EXERCISE: The answer must be every line below that holds the word "adversely".

________________

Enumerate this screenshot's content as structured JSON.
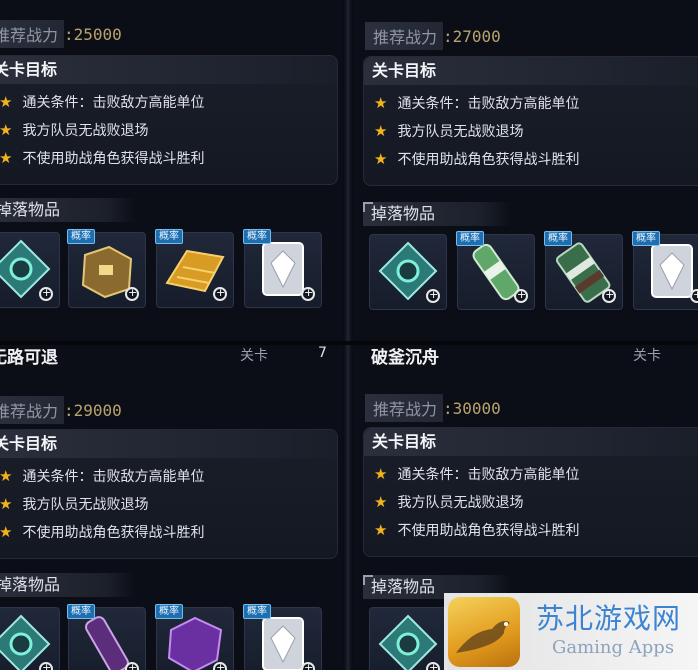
{
  "panels": [
    {
      "power_label": "推荐战力",
      "power_value": ":25000",
      "objective_title": "关卡目标",
      "objectives": [
        "通关条件：击败敌方高能单位",
        "我方队员无战败退场",
        "不使用助战角色获得战斗胜利"
      ],
      "drops_label": "掉落物品",
      "drop_items": [
        {
          "icon": "gear-chip-icon",
          "tag": ""
        },
        {
          "icon": "treasure-chest-icon",
          "tag": "概率"
        },
        {
          "icon": "gold-bars-icon",
          "tag": "概率"
        },
        {
          "icon": "crystal-card-icon",
          "tag": "概率"
        }
      ]
    },
    {
      "power_label": "推荐战力",
      "power_value": ":27000",
      "objective_title": "关卡目标",
      "objectives": [
        "通关条件：击败敌方高能单位",
        "我方队员无战败退场",
        "不使用助战角色获得战斗胜利"
      ],
      "drops_label": "掉落物品",
      "drop_items": [
        {
          "icon": "gear-chip-icon",
          "tag": ""
        },
        {
          "icon": "green-vial-icon",
          "tag": "概率"
        },
        {
          "icon": "green-module-icon",
          "tag": "概率"
        },
        {
          "icon": "crystal-card-icon",
          "tag": "概率"
        }
      ]
    },
    {
      "stage_title": "无路可退",
      "stage_tag": "关卡",
      "stage_num": "7",
      "power_label": "推荐战力",
      "power_value": ":29000",
      "objective_title": "关卡目标",
      "objectives": [
        "通关条件：击败敌方高能单位",
        "我方队员无战败退场",
        "不使用助战角色获得战斗胜利"
      ],
      "drops_label": "掉落物品",
      "drop_items": [
        {
          "icon": "gear-chip-icon",
          "tag": ""
        },
        {
          "icon": "purple-vial-icon",
          "tag": "概率"
        },
        {
          "icon": "purple-cube-icon",
          "tag": "概率"
        },
        {
          "icon": "crystal-card-icon",
          "tag": "概率"
        }
      ]
    },
    {
      "stage_title": "破釜沉舟",
      "stage_tag": "关卡",
      "power_label": "推荐战力",
      "power_value": ":30000",
      "objective_title": "关卡目标",
      "objectives": [
        "通关条件：击败敌方高能单位",
        "我方队员无战败退场",
        "不使用助战角色获得战斗胜利"
      ],
      "drops_label": "掉落物品",
      "drop_items": [
        {
          "icon": "gear-chip-icon",
          "tag": ""
        }
      ]
    }
  ],
  "watermark": {
    "title": "苏北游戏网",
    "subtitle": "Gaming Apps"
  },
  "colors": {
    "star": "#f3b41b",
    "power_value": "#b9a36d",
    "tag_bg": "#1f6fb0"
  }
}
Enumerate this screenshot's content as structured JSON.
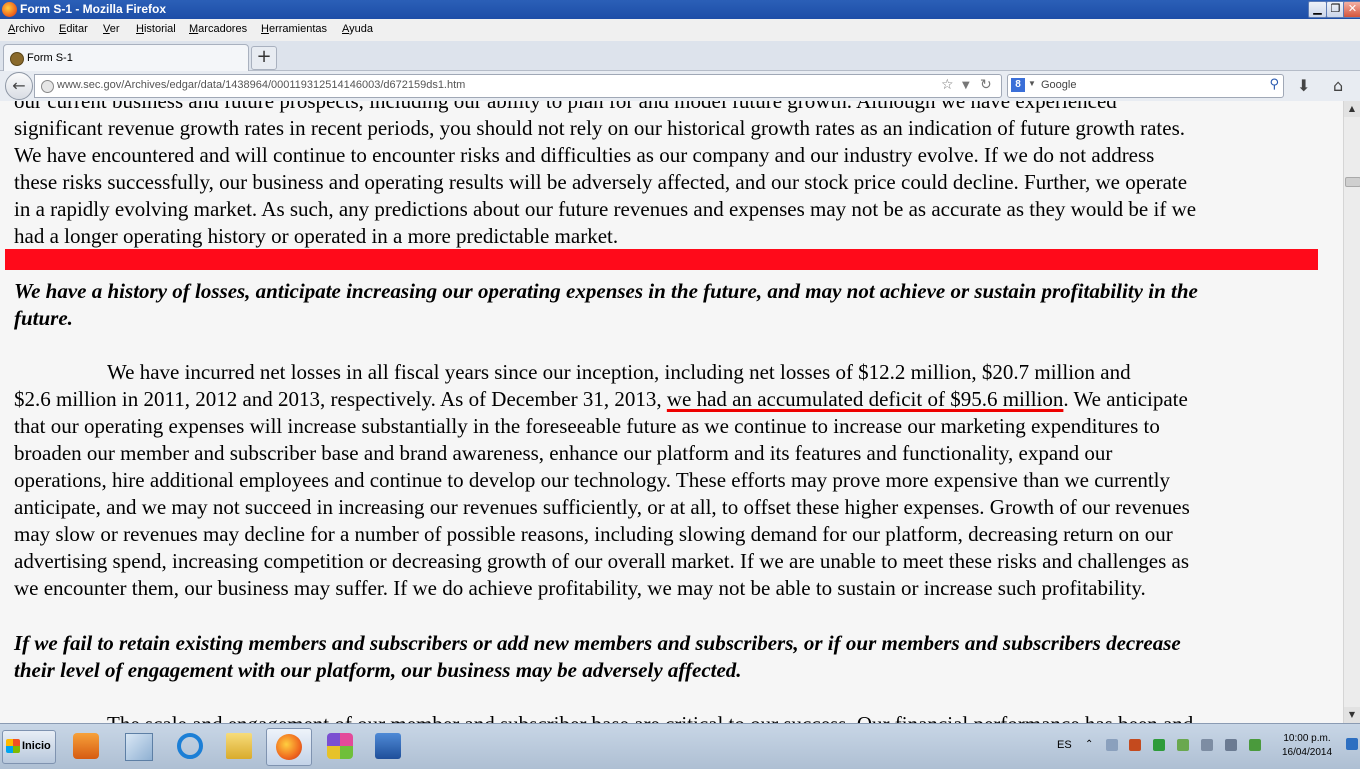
{
  "window": {
    "title": "Form S-1 - Mozilla Firefox"
  },
  "menu": [
    "Archivo",
    "Editar",
    "Ver",
    "Historial",
    "Marcadores",
    "Herramientas",
    "Ayuda"
  ],
  "tab": {
    "title": "Form S-1",
    "new_tab_symbol": "+"
  },
  "nav": {
    "url": "www.sec.gov/Archives/edgar/data/1438964/000119312514146003/d672159ds1.htm",
    "search_placeholder": "Google"
  },
  "document": {
    "para1": [
      "our current business and future prospects, including our ability to plan for and model future growth. Although we have experienced",
      "significant revenue growth rates in recent periods, you should not rely on our historical growth rates as an indication of future growth rates.",
      "We have encountered and will continue to encounter risks and difficulties as our company and our industry evolve. If we do not address",
      "these risks successfully, our business and operating results will be adversely affected, and our stock price could decline. Further, we operate",
      "in a rapidly evolving market. As such, any predictions about our future revenues and expenses may not be as accurate as they would be if we",
      "had a longer operating history or operated in a more predictable market."
    ],
    "heading1": [
      "We have a history of losses, anticipate increasing our operating expenses in the future, and may not achieve or sustain profitability in the",
      "future."
    ],
    "para2_first": "We have incurred net losses in all fiscal years since our inception, including net losses of $12.2 million, $20.7 million and",
    "para2_second_pre": "$2.6 million in 2011, 2012 and 2013, respectively. As of December 31, 2013, ",
    "para2_second_highlight": "we had an accumulated deficit of $95.6 million",
    "para2_second_post": ". We anticipate",
    "para2_rest": [
      "that our operating expenses will increase substantially in the foreseeable future as we continue to increase our marketing expenditures to",
      "broaden our member and subscriber base and brand awareness, enhance our platform and its features and functionality, expand our",
      "operations, hire additional employees and continue to develop our technology. These efforts may prove more expensive than we currently",
      "anticipate, and we may not succeed in increasing our revenues sufficiently, or at all, to offset these higher expenses. Growth of our revenues",
      "may slow or revenues may decline for a number of possible reasons, including slowing demand for our platform, decreasing return on our",
      "advertising spend, increasing competition or decreasing growth of our overall market. If we are unable to meet these risks and challenges as",
      "we encounter them, our business may suffer. If we do achieve profitability, we may not be able to sustain or increase such profitability."
    ],
    "heading2": [
      "If we fail to retain existing members and subscribers or add new members and subscribers, or if our members and subscribers decrease",
      "their level of engagement with our platform, our business may be adversely affected."
    ],
    "para3_partial": "The scale and engagement of our member and subscriber base are critical to our success. Our financial performance has been and"
  },
  "taskbar": {
    "start_label": "Inicio",
    "language": "ES",
    "time": "10:00 p.m.",
    "date": "16/04/2014"
  },
  "colors": {
    "highlight_bar": "#ff0a1a",
    "underline": "#e00000",
    "titlebar": "#1d4ea7"
  }
}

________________

RESULT BELOW:
      "these risks successfully, our business and operating results will be adversely affected, and our stock price could decline. Further, we operate",
      "their level of engagement with our platform, our business may be adversely affected."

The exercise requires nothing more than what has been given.